Bond payments to investors, including cash from refinanced debt, will outpace issuance by about $6.5 billion next month, the most for August since 2011, said Peter DeGroot, head of municipal research at JPMorgan Chase and Co. in New York.
“Supply is nowhere near enough versus the cash flows,” Tim McGregor, head of munis in Chicago at Northern Trust Corp., which oversees $30 billion of the bonds, said in an interview. “August supply won’t pick up in a meaningful way.”
The dearth of debt helped push benchmark 30-year interest rates to the lowest since May 2013 this week, data compiled by Bloomberg show. Even with borrowing costs close to generational lows, municipalities are reluctant to issue as they grapple with fiscal strains left from the 18-month recession that ended in 2009.
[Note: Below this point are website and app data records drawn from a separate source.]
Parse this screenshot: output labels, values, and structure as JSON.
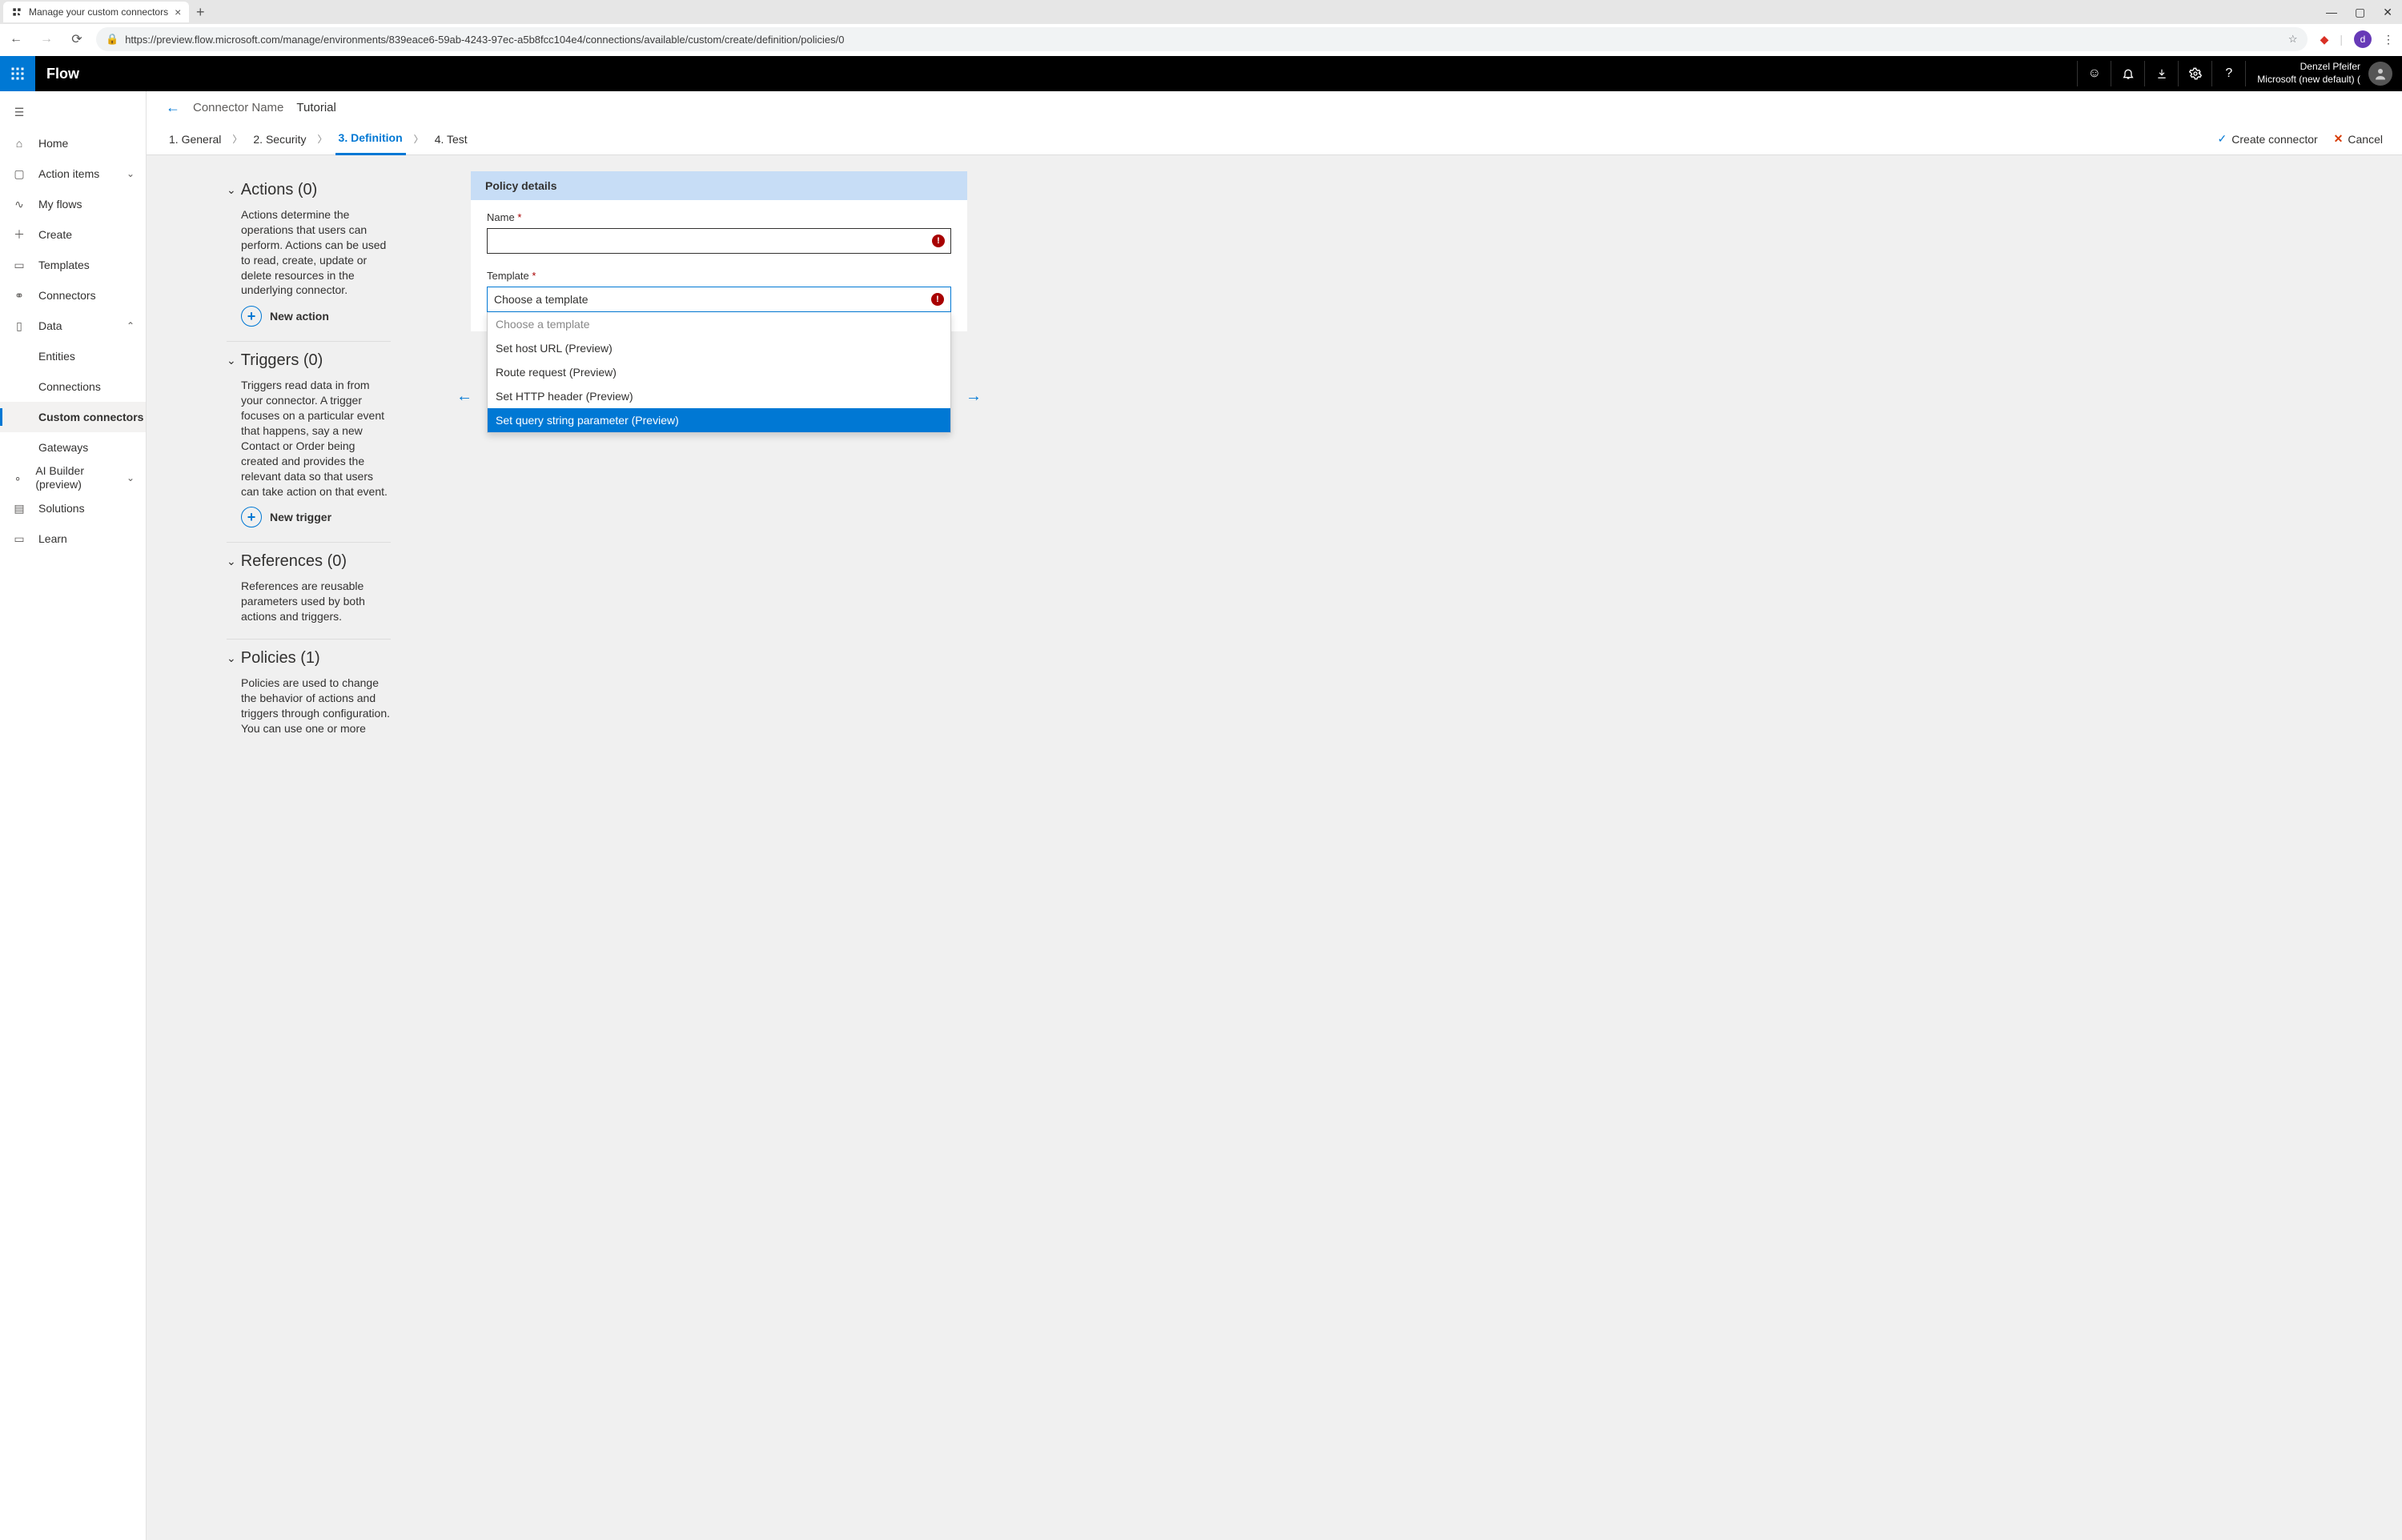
{
  "browser": {
    "tab_title": "Manage your custom connectors",
    "url": "https://preview.flow.microsoft.com/manage/environments/839eace6-59ab-4243-97ec-a5b8fcc104e4/connections/available/custom/create/definition/policies/0",
    "avatar_letter": "d"
  },
  "header": {
    "app_name": "Flow",
    "user_name": "Denzel Pfeifer",
    "tenant": "Microsoft (new default) ("
  },
  "sidebar": {
    "items": [
      {
        "label": "Home"
      },
      {
        "label": "Action items"
      },
      {
        "label": "My flows"
      },
      {
        "label": "Create"
      },
      {
        "label": "Templates"
      },
      {
        "label": "Connectors"
      },
      {
        "label": "Data"
      },
      {
        "label": "Entities"
      },
      {
        "label": "Connections"
      },
      {
        "label": "Custom connectors"
      },
      {
        "label": "Gateways"
      },
      {
        "label": "AI Builder (preview)"
      },
      {
        "label": "Solutions"
      },
      {
        "label": "Learn"
      }
    ]
  },
  "page": {
    "breadcrumb_label": "Connector Name",
    "connector_name": "Tutorial",
    "steps": [
      "1. General",
      "2. Security",
      "3. Definition",
      "4. Test"
    ],
    "create_label": "Create connector",
    "cancel_label": "Cancel"
  },
  "definition": {
    "actions": {
      "title": "Actions (0)",
      "desc": "Actions determine the operations that users can perform. Actions can be used to read, create, update or delete resources in the underlying connector.",
      "button": "New action"
    },
    "triggers": {
      "title": "Triggers (0)",
      "desc": "Triggers read data in from your connector. A trigger focuses on a particular event that happens, say a new Contact or Order being created and provides the relevant data so that users can take action on that event.",
      "button": "New trigger"
    },
    "references": {
      "title": "References (0)",
      "desc": "References are reusable parameters used by both actions and triggers."
    },
    "policies": {
      "title": "Policies (1)",
      "desc": "Policies are used to change the behavior of actions and triggers through configuration. You can use one or more"
    }
  },
  "policy": {
    "panel_title": "Policy details",
    "name_label": "Name",
    "template_label": "Template",
    "template_value": "Choose a template",
    "options": [
      "Choose a template",
      "Set host URL (Preview)",
      "Route request (Preview)",
      "Set HTTP header (Preview)",
      "Set query string parameter (Preview)"
    ]
  }
}
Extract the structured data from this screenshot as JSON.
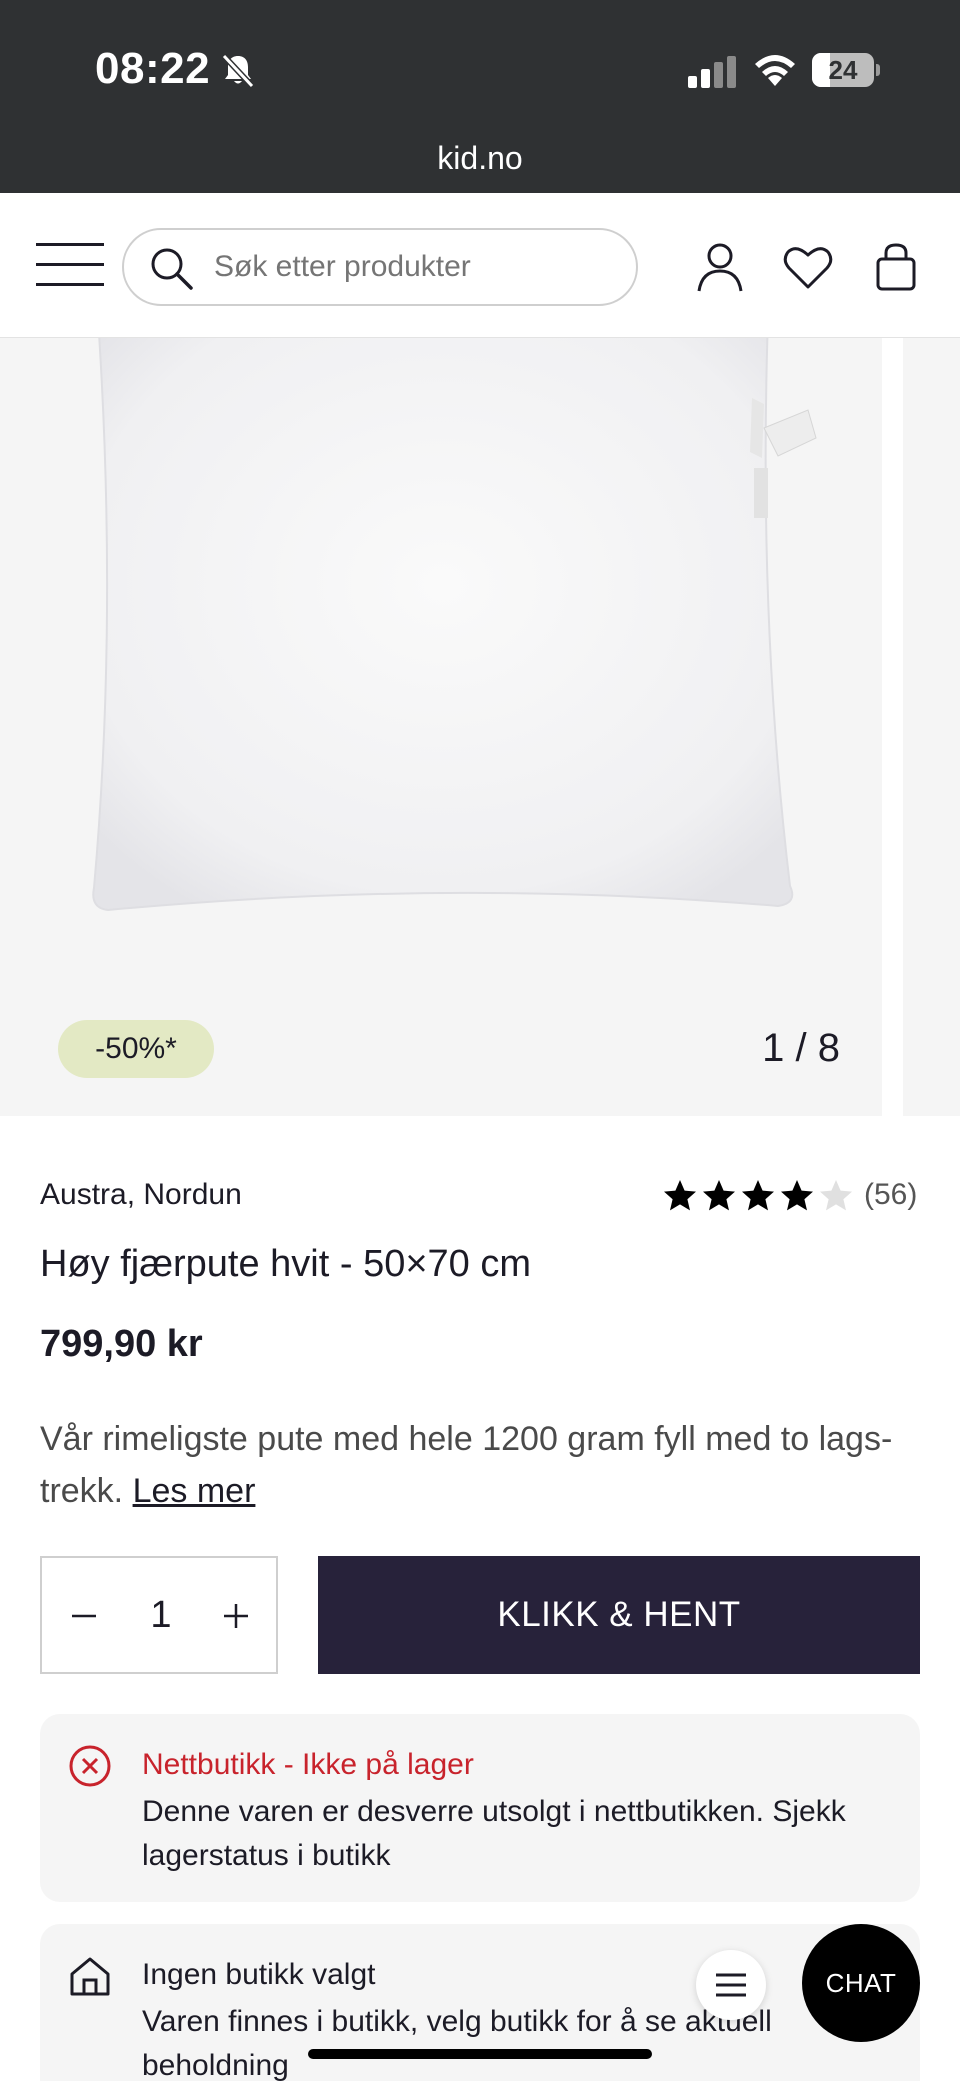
{
  "status_bar": {
    "time": "08:22",
    "battery": "24",
    "url": "kid.no"
  },
  "header": {
    "search_placeholder": "Søk etter produkter"
  },
  "gallery": {
    "discount_badge": "-50%*",
    "counter": "1 / 8"
  },
  "product": {
    "brand": "Austra, Nordun",
    "rating": 4,
    "rating_max": 5,
    "review_count": "(56)",
    "title": "Høy fjærpute hvit - 50×70 cm",
    "price": "799,90 kr",
    "description": "Vår rimeligste pute med hele 1200 gram fyll med to lags-trekk.",
    "read_more": "Les mer"
  },
  "purchase": {
    "quantity": "1",
    "cta_label": "KLIKK & HENT"
  },
  "stock_online": {
    "title": "Nettbutikk - Ikke på lager",
    "text": "Denne varen er desverre utsolgt i nettbutikken. Sjekk lagerstatus i butikk"
  },
  "store_status": {
    "title": "Ingen butikk valgt",
    "text": "Varen finnes i butikk, velg butikk for å se aktuell beholdning"
  },
  "chat": {
    "label": "CHAT"
  },
  "colors": {
    "status_bar_bg": "#2f3133",
    "cta_bg": "#27223a",
    "error_red": "#c8232c",
    "discount_bg": "#e3e9c4",
    "panel_bg": "#f5f5f5"
  },
  "icons": [
    "bell-muted-icon",
    "signal-icon",
    "wifi-icon",
    "battery-icon",
    "hamburger-icon",
    "search-icon",
    "user-icon",
    "heart-icon",
    "bag-icon",
    "star-icon",
    "minus-icon",
    "plus-icon",
    "error-circle-icon",
    "store-icon",
    "menu-icon"
  ]
}
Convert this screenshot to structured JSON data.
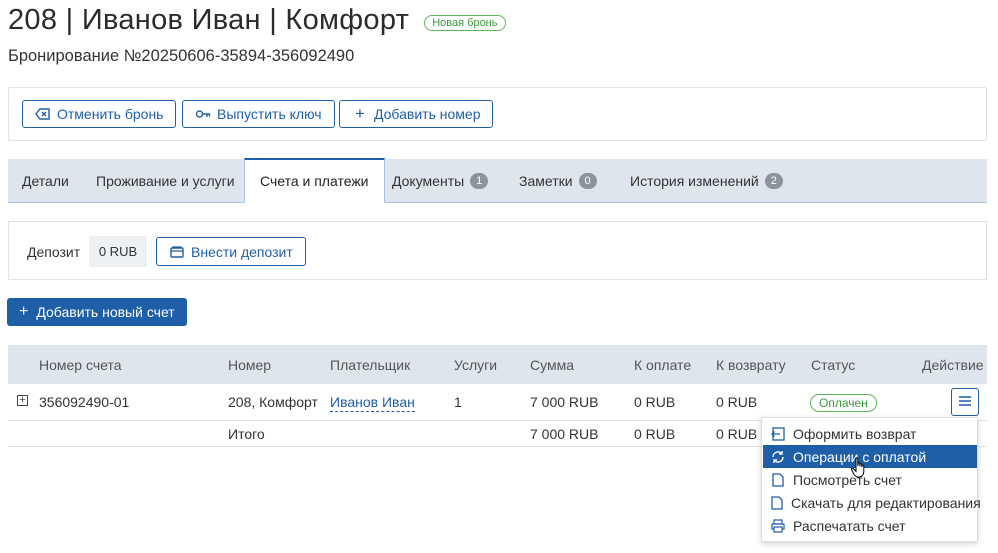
{
  "header": {
    "title": "208 | Иванов Иван | Комфорт",
    "badge": "Новая бронь",
    "subtitle": "Бронирование №20250606-35894-356092490"
  },
  "actions": {
    "cancel": "Отменить бронь",
    "issue_key": "Выпустить ключ",
    "add_room": "Добавить номер"
  },
  "tabs": [
    {
      "label": "Детали"
    },
    {
      "label": "Проживание и услуги"
    },
    {
      "label": "Счета и платежи",
      "active": true
    },
    {
      "label": "Документы",
      "count": "1"
    },
    {
      "label": "Заметки",
      "count": "0"
    },
    {
      "label": "История изменений",
      "count": "2"
    }
  ],
  "deposit": {
    "label": "Депозит",
    "value": "0 RUB",
    "button": "Внести депозит"
  },
  "add_invoice": "Добавить новый счет",
  "table": {
    "headers": [
      "Номер счета",
      "Номер",
      "Плательщик",
      "Услуги",
      "Сумма",
      "К оплате",
      "К возврату",
      "Статус",
      "Действие"
    ],
    "rows": [
      {
        "invoice": "356092490-01",
        "room": "208, Комфорт",
        "payer": "Иванов Иван",
        "services": "1",
        "sum": "7 000 RUB",
        "to_pay": "0 RUB",
        "refund": "0 RUB",
        "status": "Оплачен"
      }
    ],
    "total": {
      "label": "Итого",
      "sum": "7 000 RUB",
      "to_pay": "0 RUB",
      "refund": "0 RUB"
    }
  },
  "dropdown": {
    "items": [
      {
        "label": "Оформить возврат",
        "icon": "refund-icon"
      },
      {
        "label": "Операции с оплатой",
        "icon": "sync-icon",
        "highlighted": true
      },
      {
        "label": "Посмотреть счет",
        "icon": "document-icon"
      },
      {
        "label": "Скачать для редактирования",
        "icon": "document-icon"
      },
      {
        "label": "Распечатать счет",
        "icon": "printer-icon"
      }
    ]
  },
  "colors": {
    "accent": "#1f5fa8",
    "status_green": "#5cb85c",
    "tab_bar": "#dfe5ec"
  }
}
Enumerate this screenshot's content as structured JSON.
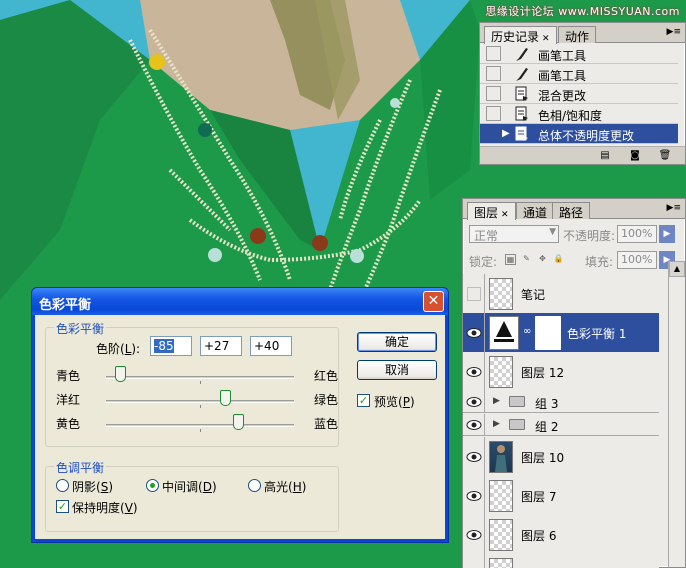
{
  "watermark": "思缘设计论坛 www.MISSYUAN.com",
  "history": {
    "tabs": [
      "历史记录",
      "动作"
    ],
    "items": [
      {
        "label": "画笔工具",
        "icon": "brush-icon",
        "selected": false
      },
      {
        "label": "画笔工具",
        "icon": "brush-icon",
        "selected": false
      },
      {
        "label": "混合更改",
        "icon": "history-state-icon",
        "selected": false
      },
      {
        "label": "色相/饱和度",
        "icon": "history-state-icon",
        "selected": false
      },
      {
        "label": "总体不透明度更改",
        "icon": "history-state-icon",
        "selected": true
      }
    ]
  },
  "layers": {
    "tabs": [
      "图层",
      "通道",
      "路径"
    ],
    "blend_mode": "正常",
    "opacity_label": "不透明度:",
    "opacity_value": "100%",
    "lock_label": "锁定:",
    "fill_label": "填充:",
    "fill_value": "100%",
    "items": [
      {
        "name": "笔记",
        "visible": false,
        "type": "layer"
      },
      {
        "name": "色彩平衡 1",
        "visible": true,
        "type": "adjustment",
        "selected": true
      },
      {
        "name": "图层 12",
        "visible": true,
        "type": "layer"
      },
      {
        "name": "组 3",
        "visible": true,
        "type": "group"
      },
      {
        "name": "组 2",
        "visible": true,
        "type": "group"
      },
      {
        "name": "图层 10",
        "visible": true,
        "type": "photo"
      },
      {
        "name": "图层 7",
        "visible": true,
        "type": "layer"
      },
      {
        "name": "图层 6",
        "visible": true,
        "type": "layer"
      }
    ]
  },
  "dialog": {
    "title": "色彩平衡",
    "color_balance_group": "色彩平衡",
    "levels_label": "色阶(",
    "levels_hotkey": "L",
    "levels_suffix": "):",
    "levels": [
      "-85",
      "+27",
      "+40"
    ],
    "sliders": [
      {
        "left": "青色",
        "right": "红色",
        "value": -85
      },
      {
        "left": "洋红",
        "right": "绿色",
        "value": 27
      },
      {
        "left": "黄色",
        "right": "蓝色",
        "value": 40
      }
    ],
    "tone_group": "色调平衡",
    "tones": [
      {
        "label": "阴影(",
        "hotkey": "S",
        "suffix": ")",
        "checked": false
      },
      {
        "label": "中间调(",
        "hotkey": "D",
        "suffix": ")",
        "checked": true
      },
      {
        "label": "高光(",
        "hotkey": "H",
        "suffix": ")",
        "checked": false
      }
    ],
    "preserve_label": "保持明度(",
    "preserve_hotkey": "V",
    "preserve_suffix": ")",
    "preserve_checked": true,
    "ok": "确定",
    "cancel": "取消",
    "preview_label": "预览(",
    "preview_hotkey": "P",
    "preview_suffix": ")",
    "preview_checked": true
  },
  "colors": {
    "selection_blue": "#2d4f9d",
    "dress_green": "#1c9a4a",
    "background_cyan": "#3fb6cf"
  }
}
States, counties and school districts are being “quite frugal with issuing debt,” said Terry Fettig, who manages about $150 million in munis as co-director of fixed-income investments at Windsor Financial Group LLC in Minneapolis. It’s challenging to find bonds for clients who want state-specific, high-quality credits, Fettig said.
“With rates where they are, I think it’s an opportune time” to borrow, Fettig said. “The second part of the year is going to be much more challenging.”
The consensus on Wall Street is that yields will rise this year as the economy strengthens. Interest rates on 10-year Treasuries will climb about 0.4 percentage point to 3 percent by year-end, according to the median forecast of 67 analysts in a Bloomberg survey.
Developments in Puerto Rico may still put the brakes on the rally. The island’s new debt restructuring law spurred one of six weeks of fund outflows in 2014. Junk-rated Puerto Rico has $73 billion in debt when counting its agencies, most of which is tax-exempt nationwide. In comparison, Detroit’s record bankruptcy last year tallied $18 billion.
In 2014, new tax laws are fueling investors’ appetite for local obligations. Some top earners faced levies on bond interest payments as much as 24 percent higher than in 2012.
“A lot of the credit worries exacerbated by Detroit and so on have receded,” said Schankel at Janney. “I don’t see investors as concerned about that. They want to buy tax-free bonds.”